Down to the final character, output the records below as they stand.

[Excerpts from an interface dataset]
* * * *
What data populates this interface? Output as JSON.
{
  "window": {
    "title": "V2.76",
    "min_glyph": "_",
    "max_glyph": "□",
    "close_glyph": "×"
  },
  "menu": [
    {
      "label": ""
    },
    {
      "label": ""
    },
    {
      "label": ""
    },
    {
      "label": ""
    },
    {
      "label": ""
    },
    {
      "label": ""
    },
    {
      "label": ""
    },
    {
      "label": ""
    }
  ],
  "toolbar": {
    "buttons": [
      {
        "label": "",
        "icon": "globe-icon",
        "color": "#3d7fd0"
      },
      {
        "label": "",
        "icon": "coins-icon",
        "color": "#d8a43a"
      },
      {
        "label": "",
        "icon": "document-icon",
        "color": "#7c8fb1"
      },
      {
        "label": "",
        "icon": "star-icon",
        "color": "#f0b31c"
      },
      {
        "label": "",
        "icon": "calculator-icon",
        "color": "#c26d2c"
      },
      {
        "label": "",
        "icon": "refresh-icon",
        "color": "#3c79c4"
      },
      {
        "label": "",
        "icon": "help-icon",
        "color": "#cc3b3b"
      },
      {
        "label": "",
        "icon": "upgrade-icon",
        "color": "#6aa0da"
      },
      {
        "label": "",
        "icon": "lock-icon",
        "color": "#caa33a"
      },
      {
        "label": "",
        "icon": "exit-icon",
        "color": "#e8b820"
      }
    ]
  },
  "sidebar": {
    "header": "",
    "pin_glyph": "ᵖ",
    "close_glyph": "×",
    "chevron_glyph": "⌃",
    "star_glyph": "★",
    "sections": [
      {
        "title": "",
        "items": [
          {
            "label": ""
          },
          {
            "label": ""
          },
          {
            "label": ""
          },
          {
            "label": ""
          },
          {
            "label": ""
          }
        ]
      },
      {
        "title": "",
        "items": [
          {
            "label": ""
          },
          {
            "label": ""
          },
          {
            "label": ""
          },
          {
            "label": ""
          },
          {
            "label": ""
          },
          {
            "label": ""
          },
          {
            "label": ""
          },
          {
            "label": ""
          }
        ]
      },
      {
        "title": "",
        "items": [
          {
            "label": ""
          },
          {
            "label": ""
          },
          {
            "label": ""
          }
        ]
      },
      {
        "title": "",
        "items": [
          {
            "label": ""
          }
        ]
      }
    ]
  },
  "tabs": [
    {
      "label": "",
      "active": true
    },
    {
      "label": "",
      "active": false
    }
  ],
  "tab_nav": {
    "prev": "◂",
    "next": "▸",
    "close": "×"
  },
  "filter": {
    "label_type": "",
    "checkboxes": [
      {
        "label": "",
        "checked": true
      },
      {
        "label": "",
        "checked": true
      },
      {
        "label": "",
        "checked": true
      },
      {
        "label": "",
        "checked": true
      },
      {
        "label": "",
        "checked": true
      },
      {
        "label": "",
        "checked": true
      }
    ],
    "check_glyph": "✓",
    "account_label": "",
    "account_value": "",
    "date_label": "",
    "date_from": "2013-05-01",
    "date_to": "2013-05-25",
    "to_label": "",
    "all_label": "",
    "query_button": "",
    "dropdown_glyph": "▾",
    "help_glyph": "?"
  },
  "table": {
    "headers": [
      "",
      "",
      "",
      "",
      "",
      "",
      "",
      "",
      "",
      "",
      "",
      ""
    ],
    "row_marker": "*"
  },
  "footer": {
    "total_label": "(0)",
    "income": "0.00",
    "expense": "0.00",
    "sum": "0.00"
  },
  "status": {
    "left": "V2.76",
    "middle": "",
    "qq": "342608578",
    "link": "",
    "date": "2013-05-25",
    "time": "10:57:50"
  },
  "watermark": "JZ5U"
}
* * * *
▸ Task answer
What data populates this interface? Output as JSON.
{
  "window": {
    "title": "V2.76",
    "min_glyph": "_",
    "max_glyph": "□",
    "close_glyph": "×"
  },
  "menu": [
    {
      "label": ""
    },
    {
      "label": ""
    },
    {
      "label": ""
    },
    {
      "label": ""
    },
    {
      "label": ""
    },
    {
      "label": ""
    },
    {
      "label": ""
    },
    {
      "label": ""
    }
  ],
  "toolbar": {
    "buttons": [
      {
        "label": "",
        "icon": "globe-icon",
        "color": "#3d7fd0"
      },
      {
        "label": "",
        "icon": "coins-icon",
        "color": "#d8a43a"
      },
      {
        "label": "",
        "icon": "document-icon",
        "color": "#7c8fb1"
      },
      {
        "label": "",
        "icon": "star-icon",
        "color": "#f0b31c"
      },
      {
        "label": "",
        "icon": "calculator-icon",
        "color": "#c26d2c"
      },
      {
        "label": "",
        "icon": "refresh-icon",
        "color": "#3c79c4"
      },
      {
        "label": "",
        "icon": "help-icon",
        "color": "#cc3b3b"
      },
      {
        "label": "",
        "icon": "upgrade-icon",
        "color": "#6aa0da"
      },
      {
        "label": "",
        "icon": "lock-icon",
        "color": "#caa33a"
      },
      {
        "label": "",
        "icon": "exit-icon",
        "color": "#e8b820"
      }
    ]
  },
  "sidebar": {
    "header": "",
    "pin_glyph": "ᵖ",
    "close_glyph": "×",
    "chevron_glyph": "⌃",
    "star_glyph": "★",
    "sections": [
      {
        "title": "",
        "items": [
          {
            "label": ""
          },
          {
            "label": ""
          },
          {
            "label": ""
          },
          {
            "label": ""
          },
          {
            "label": ""
          }
        ]
      },
      {
        "title": "",
        "items": [
          {
            "label": ""
          },
          {
            "label": ""
          },
          {
            "label": ""
          },
          {
            "label": ""
          },
          {
            "label": ""
          },
          {
            "label": ""
          },
          {
            "label": ""
          },
          {
            "label": ""
          }
        ]
      },
      {
        "title": "",
        "items": [
          {
            "label": ""
          },
          {
            "label": ""
          },
          {
            "label": ""
          }
        ]
      },
      {
        "title": "",
        "items": [
          {
            "label": ""
          }
        ]
      }
    ]
  },
  "tabs": [
    {
      "label": "",
      "active": true
    },
    {
      "label": "",
      "active": false
    }
  ],
  "tab_nav": {
    "prev": "◂",
    "next": "▸",
    "close": "×"
  },
  "filter": {
    "label_type": "",
    "checkboxes": [
      {
        "label": "",
        "checked": true
      },
      {
        "label": "",
        "checked": true
      },
      {
        "label": "",
        "checked": true
      },
      {
        "label": "",
        "checked": true
      },
      {
        "label": "",
        "checked": true
      },
      {
        "label": "",
        "checked": true
      }
    ],
    "check_glyph": "✓",
    "account_label": "",
    "account_value": "",
    "date_label": "",
    "date_from": "2013-05-01",
    "date_to": "2013-05-25",
    "to_label": "",
    "all_label": "",
    "query_button": "",
    "dropdown_glyph": "▾",
    "help_glyph": "?"
  },
  "table": {
    "headers": [
      "",
      "",
      "",
      "",
      "",
      "",
      "",
      "",
      "",
      "",
      "",
      ""
    ],
    "row_marker": "*"
  },
  "footer": {
    "total_label": "(0)",
    "income": "0.00",
    "expense": "0.00",
    "sum": "0.00"
  },
  "status": {
    "left": "V2.76",
    "middle": "",
    "qq": "342608578",
    "link": "",
    "date": "2013-05-25",
    "time": "10:57:50"
  },
  "watermark": "JZ5U"
}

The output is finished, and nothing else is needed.